While giving me a lift to Amman from the airport where I arrived last week, my taxi driver told me: “Look at McDonald’s outlets and Starbucks cafes. They are empty.” This is the least people could do to express their sympathy and solidarity with the Palestinians under Israeli attack in Gaza and against a biased West, he told me.
A few hours earlier, before boarding my flight from London to the Middle East, another taxi driver, a British Asian, explained to me how he, his wife and his young family had been unable to fathom the violence seen on our screens daily. He said that the world was numb to Arab and Muslim suffering. The situation for the Palestinian civilians in Gaza continues to worsen by the minute. They have suffered two months of intensive Israeli bombardment, with more than 15,000 killed and thousands more injured as Israel attempts to eradicate the militant group Hamas. Arab and Muslim publics have been glued to their television and smartphone screens, watching in disbelief as the bloodshed unravels. As Palestinian women and children are slaughtered, the international community stands watching, unable even to extend aid or agree any new truce that could be the first step toward ending the onslaught.
In the face of such systematic and deliberate killing of innocent civilians, available to view by everyone across the world, one fallout from this Israeli war on Gaza is a multiplying of Arab suspicions of the West, due to what is seen as its continued and unhindered support for Israel’s actions. All this has, in a short space of time, been translated into a sense of popular anger at what is seen as a biased West and its double standards regarding Palestinians’ suffering due to the relentless and disproportionate bombardment by the Israeli army. Since Israel declared war on Hamas after the militant group’s Oct. 7 attacks that killed about 1,200 people, mostly civilians, and which saw about 240 hostages taken back to Gaza, the language used in the West to describe the war has been closely scrutinized. In the minds of many Arabs – both on the street as well as among experts – the West risks further inflaming an already volatile situation and producing a heightened anti-Western sentiment that could take decades to heal.
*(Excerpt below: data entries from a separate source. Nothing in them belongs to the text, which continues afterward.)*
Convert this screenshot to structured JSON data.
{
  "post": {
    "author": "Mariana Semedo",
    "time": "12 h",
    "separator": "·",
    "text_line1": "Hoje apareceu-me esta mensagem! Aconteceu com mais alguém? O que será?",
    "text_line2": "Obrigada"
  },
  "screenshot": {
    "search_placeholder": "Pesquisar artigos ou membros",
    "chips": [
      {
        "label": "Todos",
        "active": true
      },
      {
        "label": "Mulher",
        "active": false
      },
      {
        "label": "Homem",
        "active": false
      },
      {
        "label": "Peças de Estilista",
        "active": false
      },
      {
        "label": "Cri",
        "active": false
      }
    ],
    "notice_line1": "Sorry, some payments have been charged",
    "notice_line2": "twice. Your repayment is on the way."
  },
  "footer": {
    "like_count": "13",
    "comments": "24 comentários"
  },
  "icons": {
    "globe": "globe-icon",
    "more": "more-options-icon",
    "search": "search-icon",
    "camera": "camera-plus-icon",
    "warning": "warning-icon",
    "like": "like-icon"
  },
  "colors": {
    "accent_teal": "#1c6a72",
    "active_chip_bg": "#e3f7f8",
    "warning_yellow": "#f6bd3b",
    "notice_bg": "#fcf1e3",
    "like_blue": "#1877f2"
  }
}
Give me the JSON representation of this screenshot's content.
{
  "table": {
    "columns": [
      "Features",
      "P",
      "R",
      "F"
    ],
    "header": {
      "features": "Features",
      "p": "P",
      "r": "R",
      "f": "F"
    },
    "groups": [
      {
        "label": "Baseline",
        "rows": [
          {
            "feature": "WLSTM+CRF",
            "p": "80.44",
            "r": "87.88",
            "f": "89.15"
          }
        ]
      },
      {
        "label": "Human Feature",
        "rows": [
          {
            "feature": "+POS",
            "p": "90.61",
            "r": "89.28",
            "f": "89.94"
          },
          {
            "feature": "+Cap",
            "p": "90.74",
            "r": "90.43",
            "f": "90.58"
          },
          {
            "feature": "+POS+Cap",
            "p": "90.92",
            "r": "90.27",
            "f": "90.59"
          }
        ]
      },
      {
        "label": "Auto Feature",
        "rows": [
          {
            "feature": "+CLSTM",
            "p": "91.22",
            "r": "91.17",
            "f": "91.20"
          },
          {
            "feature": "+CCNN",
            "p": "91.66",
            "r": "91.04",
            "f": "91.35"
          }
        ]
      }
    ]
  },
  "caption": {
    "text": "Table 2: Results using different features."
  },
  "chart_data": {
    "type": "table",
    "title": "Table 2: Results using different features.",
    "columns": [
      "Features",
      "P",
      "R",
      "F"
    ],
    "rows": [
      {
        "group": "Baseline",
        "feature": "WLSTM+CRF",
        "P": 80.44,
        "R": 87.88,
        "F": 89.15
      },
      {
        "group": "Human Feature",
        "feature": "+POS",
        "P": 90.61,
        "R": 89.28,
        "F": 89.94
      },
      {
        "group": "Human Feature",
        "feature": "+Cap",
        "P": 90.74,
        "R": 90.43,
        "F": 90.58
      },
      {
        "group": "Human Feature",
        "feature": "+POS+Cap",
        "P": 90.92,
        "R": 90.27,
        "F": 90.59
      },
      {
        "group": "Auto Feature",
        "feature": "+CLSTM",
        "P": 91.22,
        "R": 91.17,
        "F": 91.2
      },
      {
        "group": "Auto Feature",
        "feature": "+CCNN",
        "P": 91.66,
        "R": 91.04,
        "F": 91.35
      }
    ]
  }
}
During my recent stay in the Middle East, many people I met expressed their disillusionment at the West’s stance. Many of them had been educated in the US and Europe and are among the moderates in the region. In these discussions, they evoked the dangers and impact of the use of certain names and phrases, such as referring to an Israel-Hamas war instead of Israel-Palestine. There was also anger about the Western media’s narrative that describes what Hamas did on Oct 7 as “attacks,” while what Israel is doing through its armed forces’ actions are mere “strikes” or “retaliatory action.” The people I met described this as all-out war and an invasion of Gazan neighborhoods, leveling them to the ground and leaving innocent civilians, a majority of whom are anti-Hamas, with nowhere to go. Others, including academics and experts from across the region, have talked about the Global South losing its trust in the Western media and its ethos, which has for a long time seen it lecturing the rest of the world on media impartiality and objectivity. The dominant impression felt by many during this conflict is that the Western media’s approach has bordered on “dehumanizing” the Palestinians.
They claimed that Western politicians and media have failed to stay balanced. In the first few weeks, they frequently agreed with the narrative presented by Israelis, while often cross-examining the Palestinian or pro-Palestinian side of the story, where and when it was allowed to be presented. Some have even understood the West’s behavior to be a justification for the killing to continue and maybe represents a green light for a plan to transfer the Palestinians from Gaza toward Egypt and from the West Bank toward Jordan. In my media career, I have witnessed and reported on numerous conflicts and instances of violence, along with their aftermath, in many regions of the world, including the Middle East. Yet never before have I seen the divide reaching the scale it has reached today. The narrative deployed to report on and analyze the Middle East’s forever conflict risks increasing the misunderstanding and misinformation, rendering any work to promote peace and understanding – which is the evident next stage after the guns fall silent – hopeless.
Apart from the generic condemnation of the continued violence by the UN secretary-general and various UN agencies, in addition to certain nations from both the Global South and Global North, efforts aimed at stopping the war have been timid from most state actors. This includes those that have often aligned themselves and their interests closer to those of the Palestinians and their right to self-determination and a state that lives in peace alongside Israel. This sense of the West allowing the conflict to continue to spiral out of control and indirectly sanctioning more killing and destruction not only threatens to expand the war in the volatile Middle East, it risks creating more recruits for extremist groups on all sides. These groups have long been preying on the weak and the desperate to bolster their numbers on the back of such devastating civilian suffering.
My taxi driver did not want to boycott more than McDonald’s and Starbucks at this stage, so he is holding on to his American smartphone, particularly as he uses it as a tool to help earn his living. But my conversation with him gave me a sense of the desperation being felt by the man on the street, which could slowly translate into a lack of tolerance for any talk of peace and coexistence. For decades, such approach has insisted to both the Israelis and the Palestinians that they must work for peace, as it will be the only route to secure their future.